Making a secure data hash

string sha1 ( string source [, bool raw_output])

SHA stands for the "Secure Hash Algorithm", and it is a way of converting a string of any size into a 40-bit hexadecimal number that can be used for verification. If you did not know what hashes are, they are like unidirectional (one-way) encryption designed to check the accuracy of input. By unidirectional I mean that you cannot run $hash = sha1($somestring), then somehow decrypt $hash to get $somestring - it is just not possible, because a hash does not contain its original text. What, then, are hashes good for?

Well, imagine you have users enter a password. How do you check the password is correct?

if ($password == "Frosties") {
// ........

While that solution certainly works, it means that whoever reads your source code gets your password. Similarly if you store all your users' passwords in your database and someone cracks it, you are going to look pretty dumb. If you hash the passwords of people on your database, or in your files, then malicious users will not be able to retrieve the original password.

The downside of that is that authorised users will not be able to get at the passwords either - whether or not that is a good thing varies from case to case, but usually having hashed passwords is worthwhile, and people who forget their password must simply reset it to a new password as opposed to retrieving it.

Hashing is also commonly used to check whether files have downloaded properly - if your hash is equal to the correct hash value, then you have downloaded the file without problem.

The process of data hashing involves taking a value and converting it into a semi-meaningless string of letters and numbers of a fixed length. There is no way - no way whatsoever - to "decrypt" a hash to obtain the original value.
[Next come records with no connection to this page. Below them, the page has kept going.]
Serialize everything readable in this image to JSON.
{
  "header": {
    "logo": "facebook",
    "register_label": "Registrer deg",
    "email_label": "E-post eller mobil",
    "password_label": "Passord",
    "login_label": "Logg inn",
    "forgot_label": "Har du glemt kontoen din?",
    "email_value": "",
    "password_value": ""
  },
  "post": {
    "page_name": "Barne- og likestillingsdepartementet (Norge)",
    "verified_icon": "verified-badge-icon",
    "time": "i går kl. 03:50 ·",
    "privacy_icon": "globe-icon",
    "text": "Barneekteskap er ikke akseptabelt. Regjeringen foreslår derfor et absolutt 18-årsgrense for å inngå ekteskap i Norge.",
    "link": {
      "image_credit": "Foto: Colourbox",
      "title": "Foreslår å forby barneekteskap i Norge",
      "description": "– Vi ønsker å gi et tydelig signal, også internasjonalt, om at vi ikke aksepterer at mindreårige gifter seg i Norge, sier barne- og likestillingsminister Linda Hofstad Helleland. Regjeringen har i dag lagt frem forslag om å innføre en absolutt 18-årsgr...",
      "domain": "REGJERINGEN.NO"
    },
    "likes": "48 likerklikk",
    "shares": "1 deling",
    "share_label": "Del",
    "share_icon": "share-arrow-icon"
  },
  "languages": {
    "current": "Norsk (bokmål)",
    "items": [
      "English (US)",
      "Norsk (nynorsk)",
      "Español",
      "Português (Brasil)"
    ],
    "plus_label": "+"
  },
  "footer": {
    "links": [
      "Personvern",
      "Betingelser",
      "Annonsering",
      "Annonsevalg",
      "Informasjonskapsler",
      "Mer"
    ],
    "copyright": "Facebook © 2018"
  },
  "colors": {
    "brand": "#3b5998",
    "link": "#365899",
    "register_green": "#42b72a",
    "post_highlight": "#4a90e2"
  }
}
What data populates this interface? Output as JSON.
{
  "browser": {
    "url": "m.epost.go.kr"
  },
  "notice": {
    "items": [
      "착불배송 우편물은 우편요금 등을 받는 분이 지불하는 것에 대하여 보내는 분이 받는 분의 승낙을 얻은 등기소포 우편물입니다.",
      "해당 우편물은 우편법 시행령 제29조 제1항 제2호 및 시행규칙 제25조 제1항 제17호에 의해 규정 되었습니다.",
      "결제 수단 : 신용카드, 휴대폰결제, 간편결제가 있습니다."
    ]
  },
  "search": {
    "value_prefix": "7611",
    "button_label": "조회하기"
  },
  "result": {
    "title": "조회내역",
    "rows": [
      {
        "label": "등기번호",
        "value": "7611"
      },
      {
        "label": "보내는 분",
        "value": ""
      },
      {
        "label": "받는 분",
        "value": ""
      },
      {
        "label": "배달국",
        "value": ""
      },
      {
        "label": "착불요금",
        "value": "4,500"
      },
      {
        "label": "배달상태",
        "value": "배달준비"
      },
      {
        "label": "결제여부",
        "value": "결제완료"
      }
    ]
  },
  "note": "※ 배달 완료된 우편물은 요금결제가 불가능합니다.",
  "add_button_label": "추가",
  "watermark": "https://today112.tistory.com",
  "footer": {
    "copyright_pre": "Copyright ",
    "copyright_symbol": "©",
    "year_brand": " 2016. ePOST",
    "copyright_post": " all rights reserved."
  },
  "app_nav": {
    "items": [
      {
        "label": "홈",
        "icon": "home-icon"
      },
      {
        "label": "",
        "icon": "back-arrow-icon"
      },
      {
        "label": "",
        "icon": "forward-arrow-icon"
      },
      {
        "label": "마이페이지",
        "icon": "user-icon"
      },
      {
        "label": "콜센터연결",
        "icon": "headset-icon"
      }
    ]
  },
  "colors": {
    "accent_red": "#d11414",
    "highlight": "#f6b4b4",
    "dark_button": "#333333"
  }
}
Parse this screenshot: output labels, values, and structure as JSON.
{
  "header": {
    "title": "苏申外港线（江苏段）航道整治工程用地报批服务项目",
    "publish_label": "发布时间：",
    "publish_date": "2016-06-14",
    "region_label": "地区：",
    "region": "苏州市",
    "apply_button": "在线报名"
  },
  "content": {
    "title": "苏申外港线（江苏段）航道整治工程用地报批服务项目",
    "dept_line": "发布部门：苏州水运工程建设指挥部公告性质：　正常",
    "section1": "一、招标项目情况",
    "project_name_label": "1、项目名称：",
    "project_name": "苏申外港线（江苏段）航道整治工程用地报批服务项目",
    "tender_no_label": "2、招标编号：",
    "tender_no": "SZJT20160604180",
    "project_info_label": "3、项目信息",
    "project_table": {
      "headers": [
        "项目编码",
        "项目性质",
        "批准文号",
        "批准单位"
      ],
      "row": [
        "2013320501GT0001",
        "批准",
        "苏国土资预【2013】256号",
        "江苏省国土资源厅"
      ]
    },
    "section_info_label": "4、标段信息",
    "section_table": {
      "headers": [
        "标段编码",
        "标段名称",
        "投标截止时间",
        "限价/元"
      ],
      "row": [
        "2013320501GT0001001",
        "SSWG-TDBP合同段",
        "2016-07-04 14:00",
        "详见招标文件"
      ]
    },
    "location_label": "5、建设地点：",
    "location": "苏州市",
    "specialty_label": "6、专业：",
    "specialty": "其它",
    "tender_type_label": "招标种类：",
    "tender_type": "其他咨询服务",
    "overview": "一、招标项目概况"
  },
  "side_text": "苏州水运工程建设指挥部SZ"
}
The only way to hack a hash is to try all possible combinations of input, which, given that the input for the hash can be as long as you want, can take an awfully long time.

Consider this script:

print sha1("hello") . "\n";
sha1("Hello") . "\n";
sha1("hello") . "\n";
sha1("This is a very, very, very, very, very, very, very long test");

Here is the output I get:


There are three key things to notice there: firstly, all the output is exactly 40 characters in length, and always will be. Secondly, the difference between the hash of "hello" and the hash of "Hello" is gigantic despite the only difference being a small caps change. Finally, notice that there is no way to distinguish between long strings and short strings - because the hash is not reversible (that is, you cannot extract the original input from the hash), you can create a hash of strings of millions of characters in just 40 bytes.

If you had stored your users' passwords hashed in your database, then you need to hash the password they provide before you compare it against the value in your database. One thing that is key to remember is that sha1() will always give the same output for a given input.

Author's Note: If you set the optional second parameter to true, the SHA1 hash is returned in raw binary format and will have a length of 20.


Next chapter: Alternative data hashing >>

Previous chapter: Changing string case

Jump to:


Home: Table of Contents

Follow us on or Twitter

Username:   Password:
Create Account | About TuxRadar